Psychiatry Is Hard
Ar Tonelico II
, like its predecessor, is a fairly obscure JRPG developed by Gust and localized by NIS America. As is typical of games published by NIS (i.e. Disgaea
and Phantom Brave
), it features 2D sprites moving around pre-rendered 3D environments. The graphics are nice enough for what they are and the CG character artwork is certainly appealing--if a little generic at times. The pretty pictures, though, are not the point of this game, which is why I wanted to get that part of the review out of the way at the beginning. What I really want to talk about is the gameplay: a fusion of a turn-based, button-mashing battle system (a la Valkyrie Profile

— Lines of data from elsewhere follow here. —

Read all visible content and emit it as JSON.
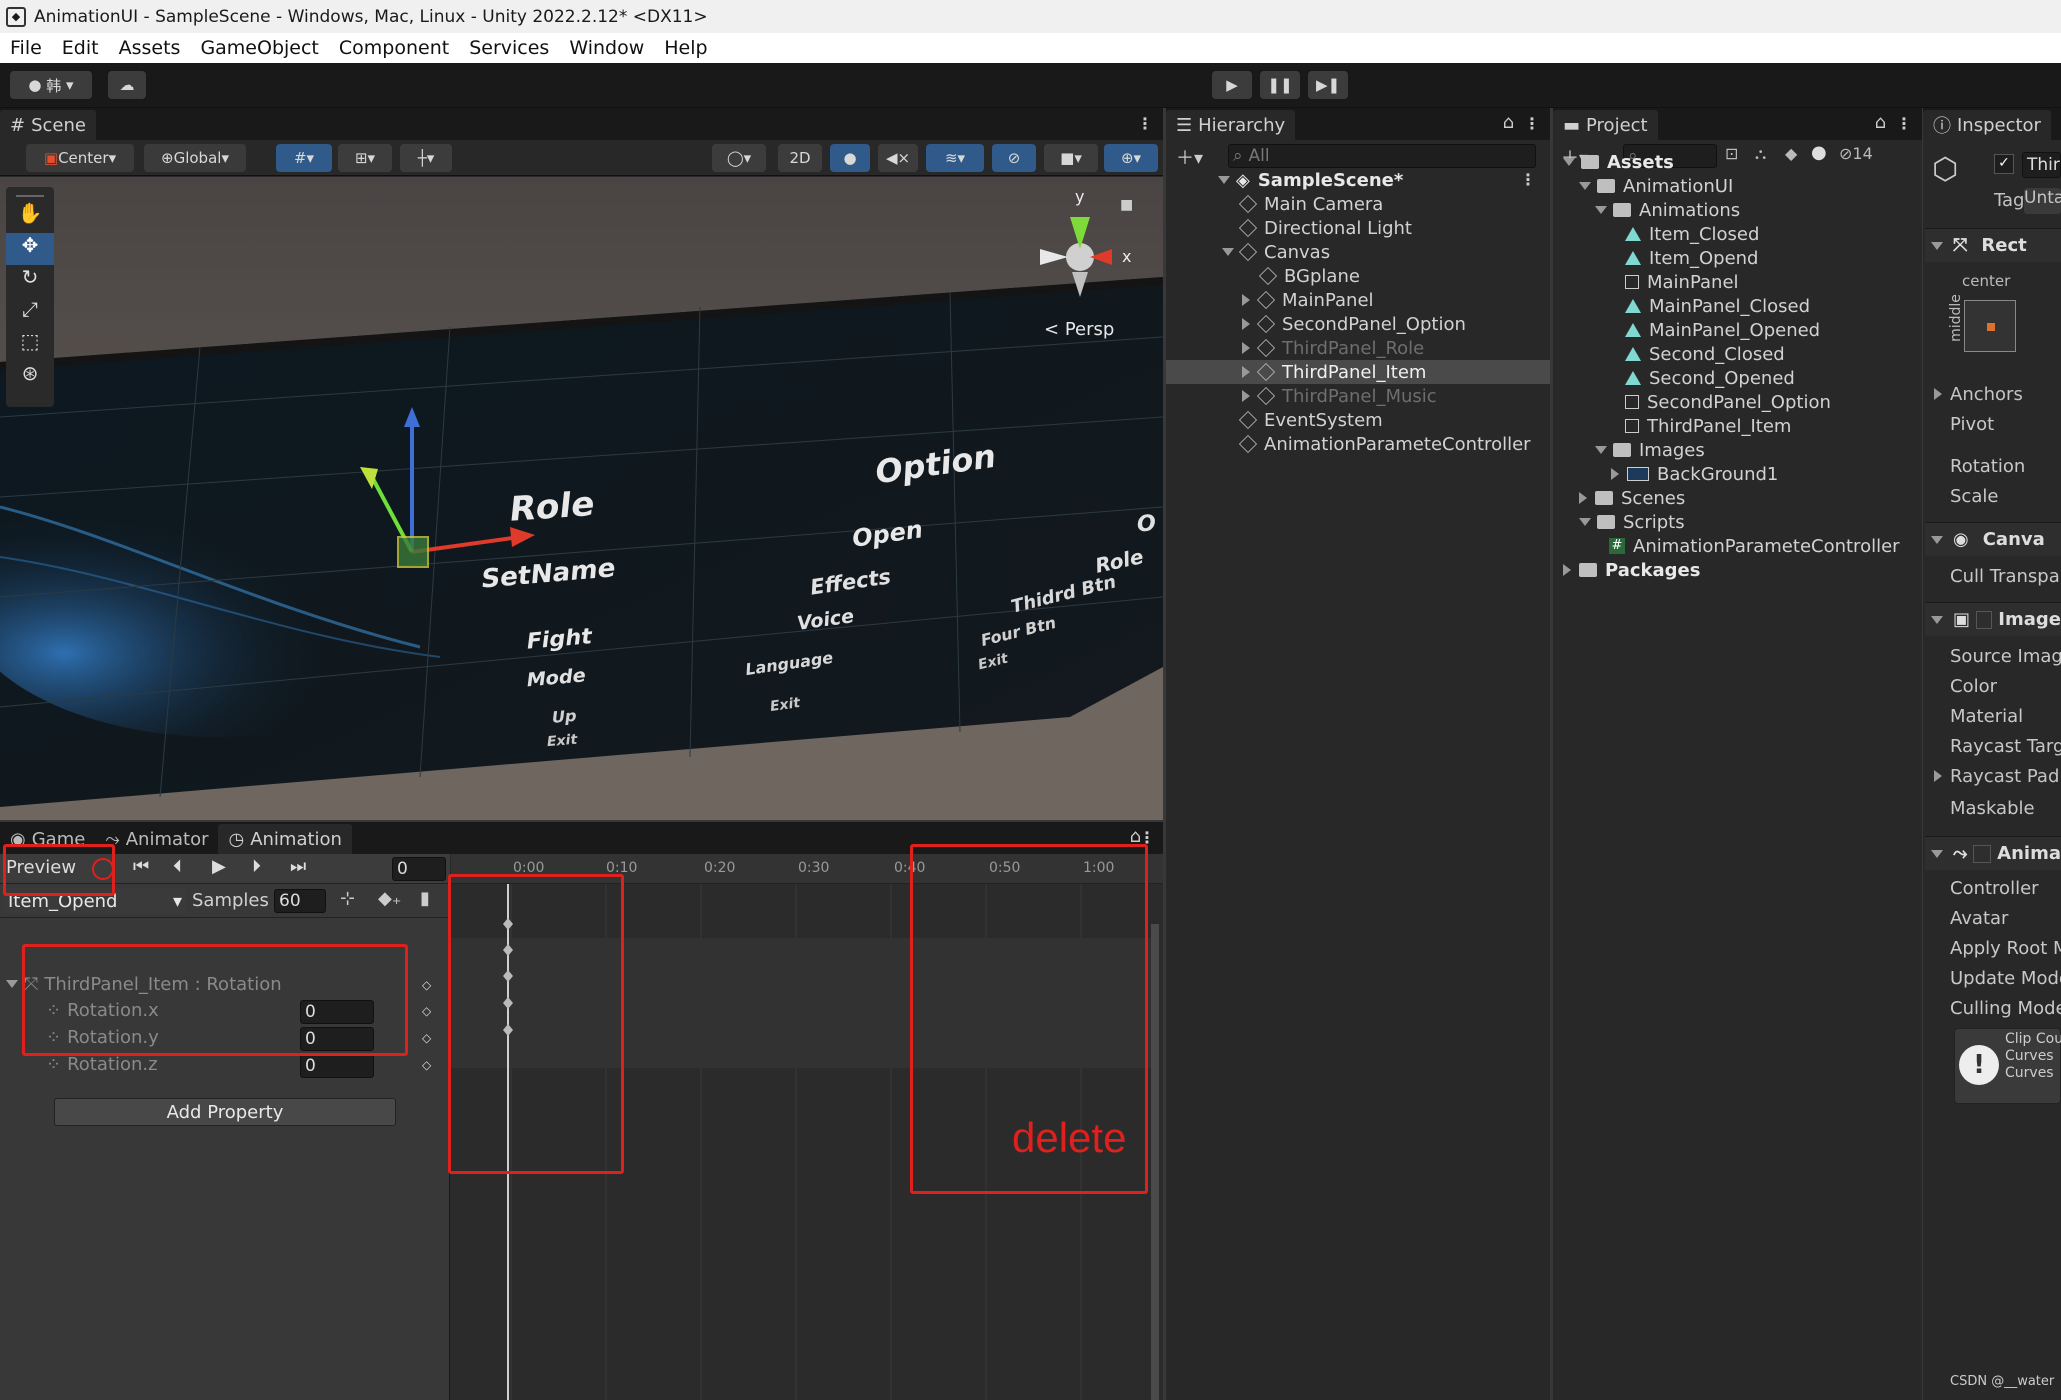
{
  "window": {
    "title": "AnimationUI - SampleScene - Windows, Mac, Linux - Unity 2022.2.12* <DX11>"
  },
  "menu": [
    "File",
    "Edit",
    "Assets",
    "GameObject",
    "Component",
    "Services",
    "Window",
    "Help"
  ],
  "toolbar": {
    "account": "韩",
    "play_icon": "play-icon",
    "pause_icon": "pause-icon",
    "step_icon": "step-icon"
  },
  "scene": {
    "tab": "Scene",
    "pivot": "Center",
    "space": "Global",
    "mode2d": "2D",
    "persp": "Persp",
    "world_labels": [
      "Role",
      "SetName",
      "Fight",
      "Mode",
      "Up",
      "Exit",
      "Option",
      "Open",
      "Effects",
      "Voice",
      "Language",
      "Exit",
      "Role",
      "Thidrd Btn",
      "Four Btn",
      "Exit",
      "O"
    ]
  },
  "bottom_tabs": {
    "game": "Game",
    "animator": "Animator",
    "animation": "Animation"
  },
  "animation": {
    "preview": "Preview",
    "frame": "0",
    "clip": "Item_Opend",
    "samples_label": "Samples",
    "samples": "60",
    "timeline_ticks": [
      "0:00",
      "0:10",
      "0:20",
      "0:30",
      "0:40",
      "0:50",
      "1:00"
    ],
    "group": "ThirdPanel_Item : Rotation",
    "properties": [
      {
        "name": "Rotation.x",
        "value": "0"
      },
      {
        "name": "Rotation.y",
        "value": "0"
      },
      {
        "name": "Rotation.z",
        "value": "0"
      }
    ],
    "add_property": "Add Property",
    "annotation": "delete"
  },
  "hierarchy": {
    "tab": "Hierarchy",
    "search": "All",
    "scene": "SampleScene*",
    "items": [
      {
        "label": "Main Camera",
        "indent": 0,
        "state": "normal"
      },
      {
        "label": "Directional Light",
        "indent": 0,
        "state": "normal"
      },
      {
        "label": "Canvas",
        "indent": 0,
        "state": "open"
      },
      {
        "label": "BGplane",
        "indent": 1,
        "state": "normal"
      },
      {
        "label": "MainPanel",
        "indent": 1,
        "state": "closed"
      },
      {
        "label": "SecondPanel_Option",
        "indent": 1,
        "state": "closed"
      },
      {
        "label": "ThirdPanel_Role",
        "indent": 1,
        "state": "disabled"
      },
      {
        "label": "ThirdPanel_Item",
        "indent": 1,
        "state": "selected"
      },
      {
        "label": "ThirdPanel_Music",
        "indent": 1,
        "state": "disabled"
      },
      {
        "label": "EventSystem",
        "indent": 0,
        "state": "normal"
      },
      {
        "label": "AnimationParameteController",
        "indent": 0,
        "state": "normal"
      }
    ]
  },
  "project": {
    "tab": "Project",
    "hidden_count": "14",
    "items": [
      {
        "label": "Assets",
        "indent": 0,
        "icon": "folder",
        "bold": true
      },
      {
        "label": "AnimationUI",
        "indent": 1,
        "icon": "folder"
      },
      {
        "label": "Animations",
        "indent": 2,
        "icon": "folder"
      },
      {
        "label": "Item_Closed",
        "indent": 3,
        "icon": "anim"
      },
      {
        "label": "Item_Opend",
        "indent": 3,
        "icon": "anim"
      },
      {
        "label": "MainPanel",
        "indent": 3,
        "icon": "ctrl"
      },
      {
        "label": "MainPanel_Closed",
        "indent": 3,
        "icon": "anim"
      },
      {
        "label": "MainPanel_Opened",
        "indent": 3,
        "icon": "anim"
      },
      {
        "label": "Second_Closed",
        "indent": 3,
        "icon": "anim"
      },
      {
        "label": "Second_Opened",
        "indent": 3,
        "icon": "anim"
      },
      {
        "label": "SecondPanel_Option",
        "indent": 3,
        "icon": "ctrl"
      },
      {
        "label": "ThirdPanel_Item",
        "indent": 3,
        "icon": "ctrl"
      },
      {
        "label": "Images",
        "indent": 2,
        "icon": "folder"
      },
      {
        "label": "BackGround1",
        "indent": 3,
        "icon": "image"
      },
      {
        "label": "Scenes",
        "indent": 1,
        "icon": "folder"
      },
      {
        "label": "Scripts",
        "indent": 1,
        "icon": "folder"
      },
      {
        "label": "AnimationParameteController",
        "indent": 2,
        "icon": "script"
      },
      {
        "label": "Packages",
        "indent": 0,
        "icon": "folder",
        "bold": true
      }
    ]
  },
  "inspector": {
    "tab": "Inspector",
    "name": "Thir",
    "tag_label": "Tag",
    "tag_value": "Unta",
    "rect_title": "Rect",
    "center": "center",
    "middle": "middle",
    "rect_rows": [
      "Anchors",
      "Pivot",
      "Rotation",
      "Scale"
    ],
    "canvas_title": "Canva",
    "canvas_rows": [
      "Cull Transpa"
    ],
    "image_title": "Image",
    "image_rows": [
      "Source Image",
      "Color",
      "Material",
      "Raycast Targ",
      "Raycast Pad",
      "Maskable"
    ],
    "animator_title": "Anima",
    "animator_rows": [
      "Controller",
      "Avatar",
      "Apply Root M",
      "Update Mode",
      "Culling Mode"
    ],
    "info_lines": [
      "Clip Cou",
      "Curves",
      "Curves"
    ],
    "watermark": "CSDN @__water"
  }
}
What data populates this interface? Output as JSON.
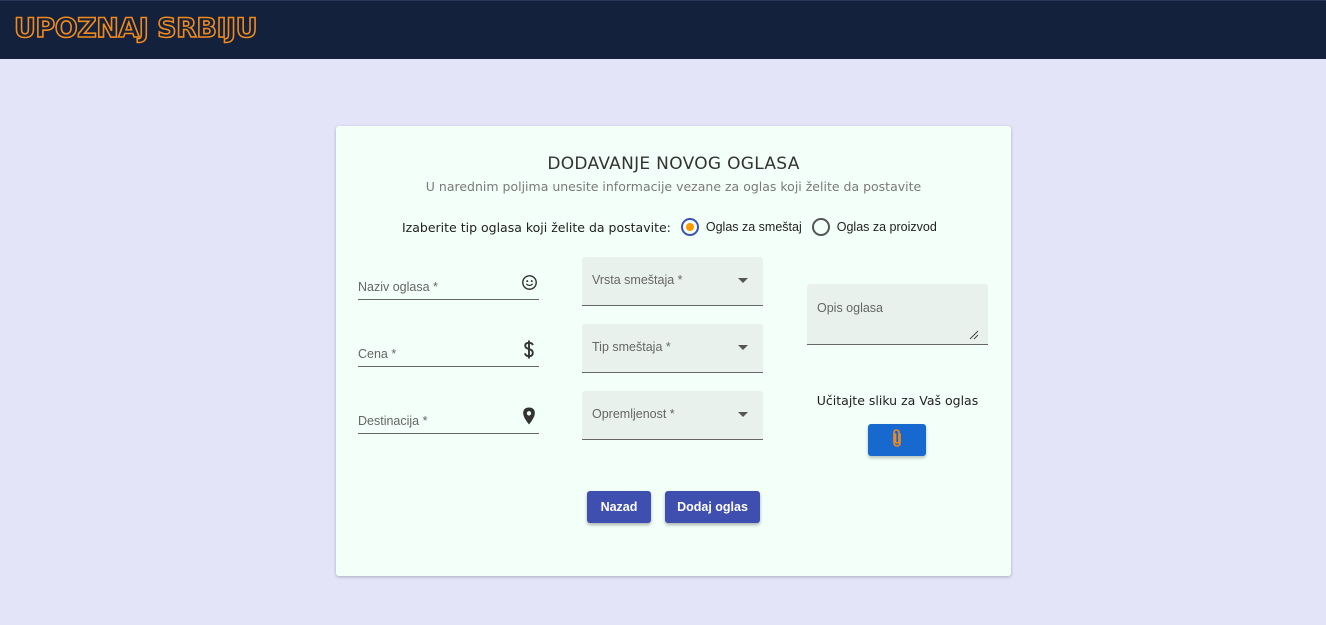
{
  "header": {
    "logo_text": "UPOZNAJ SRBIJU"
  },
  "form": {
    "title": "DODAVANJE NOVOG OGLASA",
    "subtitle": "U narednim poljima unesite informacije vezane za oglas koji želite da postavite",
    "type_prompt": "Izaberite tip oglasa koji želite da postavite:",
    "type_options": [
      {
        "label": "Oglas za smeštaj",
        "selected": true
      },
      {
        "label": "Oglas za proizvod",
        "selected": false
      }
    ],
    "fields": {
      "naziv": {
        "label": "Naziv oglasa *",
        "icon": "smiley-icon"
      },
      "cena": {
        "label": "Cena *",
        "icon": "dollar-icon"
      },
      "destinacija": {
        "label": "Destinacija *",
        "icon": "location-pin-icon"
      }
    },
    "selects": {
      "vrsta": {
        "label": "Vrsta smeštaja *"
      },
      "tip": {
        "label": "Tip smeštaja *"
      },
      "opremljenost": {
        "label": "Opremljenost *"
      }
    },
    "description": {
      "label": "Opis oglasa"
    },
    "upload": {
      "label": "Učitajte sliku za Vaš oglas",
      "icon": "paperclip-icon"
    },
    "buttons": {
      "back": "Nazad",
      "add": "Dodaj oglas"
    }
  },
  "colors": {
    "header_bg": "#14213d",
    "logo_orange": "#f08a1c",
    "page_bg": "#e4e4f9",
    "card_bg": "#f3fff9",
    "primary_button": "#3f4fb0",
    "upload_button": "#1769d0",
    "radio_dot": "#ff9800"
  }
}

) and a dating sim that actually matters. Let's start with the battle system.
The next paragraph would be SO much more difficult to write without the benefit of this screenshot.
There are two basic types of party members that can be used to fill the four battle-formation slots in Ar Tonelico II
: frontliners and Reyvateils. Reyvateils, who occupy the two slots in the back, are basically mages. They are easy to kill and have no way to attack directly; instead, they charge up powerful song magic that can be used either to deal massive damage to the enemy or boost the party's survivability. The two front slots can be filled with frontliners, who don't do much damage compared to the Reyvateils, but are very good at keeping the songstresses alive. During the attack phase, the frontliners can attack by pressing a combination of a D-pad button and either X or O (depending on which frontliner you want to use). The D-pad directions correspond to certain parameters represented by the pink diamond on the bottom left of the screen. Each parameter serves a specific purpose (such as increasing the frontliners' attack levels or "synching" the singing of two Reyvateils to access ridiculously powerful Dual Song Magic), and which attacks you want to use before your turn timer runs out will depend on which parameters are more important to you at the moment. During the defense phase, the enemies will try to attack the Reyvateils. As long as there is a conscious frontliner paired with a Reyvateil, that frontliner will soak up most of the damage. To make the most of the battle system, though, you'll need good timing; every enemy attack is accompanied by one or more vertical bars moving across a box above the heads of the frontliners receiving the attack. Hitting X or O (again, depending on which frontliner is being attacked) when the bars reach a certain point in the box can greatly reduce or even negate the damage the party takes. This combination of play styles keeps battle moving at a brisk pace and makes every second involving, so battles rarely become boring. On the other hand, the later enemies and bosses like to fill the screen with fancy particle effects, which will cause the game to lag and throw off your timing. There are few things more frustrating than seeing a game-over screen simply because Gust overestimated the PS2's capabilities.
Most of the costumes the Reyvateils can wear are designed to match their personality. So, in a bizarre way, the game is far more aware that Cloche is a tsundere than any of the characters are.
Since song magic provides most of your firepower, you're going to want to get better spells as quickly as possible. For that, you need to dive into the Reyvateils' minds (called "Cosmospheres" in the game) to unlock their potential. This is where the dating sim portion of the game comes in. It's pretty simplistic--Croix, the main character, accumulates Dive Points in battle that allow him to visit important locations in a girl's Cosmosphere and sort out her psychological problems--but has important story and gameplay consequences. Besides getting more magic, each completed level of a Cosmophere unlocks a new costume that the Reyvteil can wear to increase her stats. Yes, that's right, you can force your girls to cosplay to make them stronger. Also, once you get to the fifth level of a girl's Cosmosphere, you have to make a commitment to her to go any farther. You can only be committed to one girl, so your best Reyvateil will naturally be the one you choose to be Croix's girlfriend. Which ending you get also depends on which Reyvateil you commit to--if you commit at all. It helps that the Cosmospheres are fun to visit, as each level offers a new and sometimes disturbing peek into your singers' complex psyches.
Oh yeah, there's also a bathing minigame. You know, just in case there wasn't already enough fanservice for you.
Though the battle system and dating sim aspects are the biggest draws, there's a lot more to Ar Tonelico II
(like "equipping" members of Cloche's all-female fanclub to your frontliners) than I can concisely describe. However, I can briefly mention that the interesting story premise is marred by writing that is often mediocre and occasionally insulting to my intelligence. I also found Luca and Cloche, the main Reyvateils, to be so unlikable at times that I felt like diving into their Cosmospheres was a sign of masochism. By the time I got to the end of the game, I ceased to care about the plot and only kept playing because I enjoyed to battle system and wanted to see if the later Cosmosphere levels of my chosen girl would eventually redeem her previous actions.
Despite its flaws, if you're a fan of JRPGs, this is one of the few released in the past couple years that I'd actually recommend playing. All the new and crazy things it tries is a breath of fresh air in a genre that's stagnating. In fact, pick both Ar Tonelico
games up if you can. They probably won't make it into any "Top 5 Favorite..." lists, but they'll definitely entertain you.